▸ STORED DATA
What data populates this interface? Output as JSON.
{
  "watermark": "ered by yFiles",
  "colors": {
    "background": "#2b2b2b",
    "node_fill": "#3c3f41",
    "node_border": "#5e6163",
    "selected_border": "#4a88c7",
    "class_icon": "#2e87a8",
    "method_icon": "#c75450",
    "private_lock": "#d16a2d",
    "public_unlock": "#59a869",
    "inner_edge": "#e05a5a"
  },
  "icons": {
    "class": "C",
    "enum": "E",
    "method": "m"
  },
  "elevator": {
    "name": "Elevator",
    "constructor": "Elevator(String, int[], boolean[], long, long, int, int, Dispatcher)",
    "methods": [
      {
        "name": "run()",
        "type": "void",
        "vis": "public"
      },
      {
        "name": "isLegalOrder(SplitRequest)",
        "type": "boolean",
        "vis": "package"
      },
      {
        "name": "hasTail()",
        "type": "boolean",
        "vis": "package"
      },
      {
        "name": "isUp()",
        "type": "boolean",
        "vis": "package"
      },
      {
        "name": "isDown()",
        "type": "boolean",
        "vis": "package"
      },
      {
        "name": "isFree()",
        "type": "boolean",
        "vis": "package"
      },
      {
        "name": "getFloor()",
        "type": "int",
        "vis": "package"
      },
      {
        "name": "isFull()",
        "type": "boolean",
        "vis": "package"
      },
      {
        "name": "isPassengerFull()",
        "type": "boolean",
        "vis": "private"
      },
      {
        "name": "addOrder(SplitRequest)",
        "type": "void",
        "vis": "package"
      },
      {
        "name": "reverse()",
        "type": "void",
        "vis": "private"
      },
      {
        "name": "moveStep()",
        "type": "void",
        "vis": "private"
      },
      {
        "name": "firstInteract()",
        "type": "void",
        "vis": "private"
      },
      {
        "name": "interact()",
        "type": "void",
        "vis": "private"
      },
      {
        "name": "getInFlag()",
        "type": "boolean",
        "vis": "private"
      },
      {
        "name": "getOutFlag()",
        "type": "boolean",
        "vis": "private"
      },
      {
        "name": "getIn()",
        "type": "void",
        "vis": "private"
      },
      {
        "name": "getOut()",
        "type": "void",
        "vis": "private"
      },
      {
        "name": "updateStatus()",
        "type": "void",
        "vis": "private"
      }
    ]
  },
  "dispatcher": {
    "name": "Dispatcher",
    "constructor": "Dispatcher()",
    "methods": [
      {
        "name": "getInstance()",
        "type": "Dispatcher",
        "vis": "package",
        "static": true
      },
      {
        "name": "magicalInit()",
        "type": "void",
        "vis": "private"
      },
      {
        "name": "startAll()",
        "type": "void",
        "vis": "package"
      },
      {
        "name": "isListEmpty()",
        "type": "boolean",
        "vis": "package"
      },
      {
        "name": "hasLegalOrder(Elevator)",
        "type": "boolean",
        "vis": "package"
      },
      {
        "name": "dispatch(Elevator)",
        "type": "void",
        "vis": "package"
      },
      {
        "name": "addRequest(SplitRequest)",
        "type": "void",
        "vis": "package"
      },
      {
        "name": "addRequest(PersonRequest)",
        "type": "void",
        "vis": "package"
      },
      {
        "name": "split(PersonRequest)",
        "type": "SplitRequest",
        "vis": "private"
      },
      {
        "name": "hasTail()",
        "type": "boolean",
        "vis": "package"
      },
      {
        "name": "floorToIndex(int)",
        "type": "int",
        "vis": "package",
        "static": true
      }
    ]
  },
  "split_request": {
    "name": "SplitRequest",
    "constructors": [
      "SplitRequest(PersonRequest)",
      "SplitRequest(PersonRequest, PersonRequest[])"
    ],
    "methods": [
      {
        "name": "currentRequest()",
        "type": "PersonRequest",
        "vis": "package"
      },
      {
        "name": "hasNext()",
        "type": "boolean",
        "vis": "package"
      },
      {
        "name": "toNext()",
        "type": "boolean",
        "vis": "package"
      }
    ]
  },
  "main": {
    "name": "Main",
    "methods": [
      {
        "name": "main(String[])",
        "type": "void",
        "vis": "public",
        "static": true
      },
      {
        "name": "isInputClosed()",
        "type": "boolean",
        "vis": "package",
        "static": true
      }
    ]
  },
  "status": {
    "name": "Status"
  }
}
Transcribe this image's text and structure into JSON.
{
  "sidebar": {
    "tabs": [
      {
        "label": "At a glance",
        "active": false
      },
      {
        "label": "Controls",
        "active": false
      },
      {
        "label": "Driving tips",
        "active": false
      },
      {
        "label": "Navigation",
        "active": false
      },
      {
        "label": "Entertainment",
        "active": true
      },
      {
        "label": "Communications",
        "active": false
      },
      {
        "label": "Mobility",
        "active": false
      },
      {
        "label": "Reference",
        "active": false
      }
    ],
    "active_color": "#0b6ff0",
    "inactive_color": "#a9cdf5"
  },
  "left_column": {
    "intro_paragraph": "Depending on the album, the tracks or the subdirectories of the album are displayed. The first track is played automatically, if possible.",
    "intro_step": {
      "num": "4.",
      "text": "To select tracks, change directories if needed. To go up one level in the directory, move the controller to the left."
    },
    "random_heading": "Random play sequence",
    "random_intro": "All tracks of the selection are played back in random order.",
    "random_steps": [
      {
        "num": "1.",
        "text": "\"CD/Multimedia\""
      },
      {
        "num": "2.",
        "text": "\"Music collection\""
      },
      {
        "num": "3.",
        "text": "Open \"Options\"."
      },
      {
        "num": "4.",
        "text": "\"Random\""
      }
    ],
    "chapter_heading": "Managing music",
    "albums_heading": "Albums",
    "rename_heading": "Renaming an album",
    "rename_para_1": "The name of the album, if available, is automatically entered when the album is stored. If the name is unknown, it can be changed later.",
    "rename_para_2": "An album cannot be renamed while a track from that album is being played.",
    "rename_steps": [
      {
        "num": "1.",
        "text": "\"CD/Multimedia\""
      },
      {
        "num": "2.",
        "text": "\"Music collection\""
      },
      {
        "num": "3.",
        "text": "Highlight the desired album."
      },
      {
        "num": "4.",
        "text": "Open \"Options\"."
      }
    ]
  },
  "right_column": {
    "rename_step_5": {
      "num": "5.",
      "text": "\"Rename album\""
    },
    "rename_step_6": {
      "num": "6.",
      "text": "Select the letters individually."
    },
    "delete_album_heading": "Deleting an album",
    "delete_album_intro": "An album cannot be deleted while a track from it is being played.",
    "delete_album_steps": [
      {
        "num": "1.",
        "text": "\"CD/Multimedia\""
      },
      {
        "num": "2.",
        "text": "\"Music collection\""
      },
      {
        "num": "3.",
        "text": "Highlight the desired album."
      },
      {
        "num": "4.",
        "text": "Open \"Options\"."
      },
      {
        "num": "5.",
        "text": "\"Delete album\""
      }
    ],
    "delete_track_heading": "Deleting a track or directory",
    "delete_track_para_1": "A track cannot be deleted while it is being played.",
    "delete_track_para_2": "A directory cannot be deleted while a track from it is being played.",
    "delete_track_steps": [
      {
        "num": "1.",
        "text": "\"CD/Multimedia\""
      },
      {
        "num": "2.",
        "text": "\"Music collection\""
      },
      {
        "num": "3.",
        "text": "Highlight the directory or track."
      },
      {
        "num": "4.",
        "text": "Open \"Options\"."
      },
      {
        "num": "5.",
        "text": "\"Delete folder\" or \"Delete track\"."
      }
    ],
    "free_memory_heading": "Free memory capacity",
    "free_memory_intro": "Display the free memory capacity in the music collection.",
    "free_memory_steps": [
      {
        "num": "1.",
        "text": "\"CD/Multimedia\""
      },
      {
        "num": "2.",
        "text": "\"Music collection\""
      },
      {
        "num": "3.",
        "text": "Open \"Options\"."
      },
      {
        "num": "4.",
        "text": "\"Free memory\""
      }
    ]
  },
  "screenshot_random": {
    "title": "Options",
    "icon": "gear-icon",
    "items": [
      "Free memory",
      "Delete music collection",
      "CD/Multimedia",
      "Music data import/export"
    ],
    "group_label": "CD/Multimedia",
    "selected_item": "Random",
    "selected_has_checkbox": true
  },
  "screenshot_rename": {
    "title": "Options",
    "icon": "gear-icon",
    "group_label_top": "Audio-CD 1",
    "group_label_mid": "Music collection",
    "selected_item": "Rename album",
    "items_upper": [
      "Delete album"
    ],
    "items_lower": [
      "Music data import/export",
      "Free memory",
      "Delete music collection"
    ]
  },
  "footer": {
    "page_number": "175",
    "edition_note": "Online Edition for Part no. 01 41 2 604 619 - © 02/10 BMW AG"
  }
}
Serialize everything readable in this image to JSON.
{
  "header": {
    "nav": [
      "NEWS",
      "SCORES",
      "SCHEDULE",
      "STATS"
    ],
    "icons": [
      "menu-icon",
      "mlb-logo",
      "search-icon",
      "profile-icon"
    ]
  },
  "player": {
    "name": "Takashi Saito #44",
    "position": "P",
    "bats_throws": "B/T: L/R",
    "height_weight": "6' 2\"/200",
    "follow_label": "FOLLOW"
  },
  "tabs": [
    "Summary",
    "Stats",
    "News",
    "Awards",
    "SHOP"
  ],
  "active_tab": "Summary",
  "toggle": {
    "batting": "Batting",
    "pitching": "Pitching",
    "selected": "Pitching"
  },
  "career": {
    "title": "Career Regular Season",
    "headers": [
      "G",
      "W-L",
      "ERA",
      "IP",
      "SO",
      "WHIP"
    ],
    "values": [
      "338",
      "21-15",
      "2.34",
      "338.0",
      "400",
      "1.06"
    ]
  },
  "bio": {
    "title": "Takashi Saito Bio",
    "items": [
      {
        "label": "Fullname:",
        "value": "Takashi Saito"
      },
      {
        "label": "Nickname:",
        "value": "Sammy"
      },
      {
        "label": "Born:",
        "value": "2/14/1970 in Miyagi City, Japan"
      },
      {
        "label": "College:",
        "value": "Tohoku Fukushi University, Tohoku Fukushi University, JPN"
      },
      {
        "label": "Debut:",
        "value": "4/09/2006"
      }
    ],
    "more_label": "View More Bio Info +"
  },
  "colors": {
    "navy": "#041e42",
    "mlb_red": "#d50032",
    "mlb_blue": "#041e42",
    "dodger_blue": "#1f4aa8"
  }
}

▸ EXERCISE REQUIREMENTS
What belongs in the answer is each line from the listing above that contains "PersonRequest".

▸ ANSWER FOR THE TASK
        "name": "addRequest(PersonRequest)",
        "name": "split(PersonRequest)",
      "SplitRequest(PersonRequest)",
      "SplitRequest(PersonRequest, PersonRequest[])"
        "type": "PersonRequest",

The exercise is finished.